(Data about app and page elements)
==========

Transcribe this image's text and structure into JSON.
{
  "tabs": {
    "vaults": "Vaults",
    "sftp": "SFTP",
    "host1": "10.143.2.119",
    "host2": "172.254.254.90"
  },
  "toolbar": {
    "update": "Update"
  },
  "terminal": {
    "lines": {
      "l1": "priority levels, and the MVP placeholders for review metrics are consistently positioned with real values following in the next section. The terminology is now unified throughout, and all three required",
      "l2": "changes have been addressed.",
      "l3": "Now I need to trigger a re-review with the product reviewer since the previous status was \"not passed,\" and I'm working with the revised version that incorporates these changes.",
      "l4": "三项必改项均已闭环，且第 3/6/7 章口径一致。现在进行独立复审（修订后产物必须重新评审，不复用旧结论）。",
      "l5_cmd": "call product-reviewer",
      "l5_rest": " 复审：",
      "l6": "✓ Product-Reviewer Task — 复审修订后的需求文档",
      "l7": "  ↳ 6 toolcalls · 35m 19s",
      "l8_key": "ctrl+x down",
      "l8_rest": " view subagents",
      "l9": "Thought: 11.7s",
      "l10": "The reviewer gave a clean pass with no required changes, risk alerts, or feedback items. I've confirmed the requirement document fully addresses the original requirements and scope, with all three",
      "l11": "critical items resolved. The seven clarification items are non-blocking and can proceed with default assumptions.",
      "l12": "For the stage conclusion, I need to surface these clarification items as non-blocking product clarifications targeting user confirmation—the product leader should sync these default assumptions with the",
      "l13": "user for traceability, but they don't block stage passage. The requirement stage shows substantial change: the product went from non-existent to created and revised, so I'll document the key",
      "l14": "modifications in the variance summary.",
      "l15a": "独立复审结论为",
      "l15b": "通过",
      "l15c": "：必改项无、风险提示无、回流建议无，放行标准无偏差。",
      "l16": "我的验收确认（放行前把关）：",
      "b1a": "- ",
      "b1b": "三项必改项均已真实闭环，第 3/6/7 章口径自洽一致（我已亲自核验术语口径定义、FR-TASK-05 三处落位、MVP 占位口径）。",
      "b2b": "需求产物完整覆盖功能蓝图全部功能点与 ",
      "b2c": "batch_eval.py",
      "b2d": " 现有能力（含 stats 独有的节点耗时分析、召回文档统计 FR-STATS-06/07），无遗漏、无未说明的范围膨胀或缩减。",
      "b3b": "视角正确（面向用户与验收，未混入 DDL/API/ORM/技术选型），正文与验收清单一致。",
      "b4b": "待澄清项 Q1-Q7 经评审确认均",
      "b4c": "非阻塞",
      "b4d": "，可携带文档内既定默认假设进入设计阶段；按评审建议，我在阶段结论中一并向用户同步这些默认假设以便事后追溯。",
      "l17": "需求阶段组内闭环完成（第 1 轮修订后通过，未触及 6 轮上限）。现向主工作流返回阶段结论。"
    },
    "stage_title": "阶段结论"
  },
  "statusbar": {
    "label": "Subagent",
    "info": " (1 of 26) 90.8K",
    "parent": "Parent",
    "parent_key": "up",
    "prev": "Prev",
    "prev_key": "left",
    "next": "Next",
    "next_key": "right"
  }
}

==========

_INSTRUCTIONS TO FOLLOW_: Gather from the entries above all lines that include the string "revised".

_ANSWER FOR THIS EXERCISE_:
      "l3": "Now I need to trigger a re-review with the product reviewer since the previous status was \"not passed,\" and I'm working with the revised version that incorporates these changes.",
      "l13": "user for traceability, but they don't block stage passage. The requirement stage shows substantial change: the product went from non-existent to created and revised, so I'll document the key",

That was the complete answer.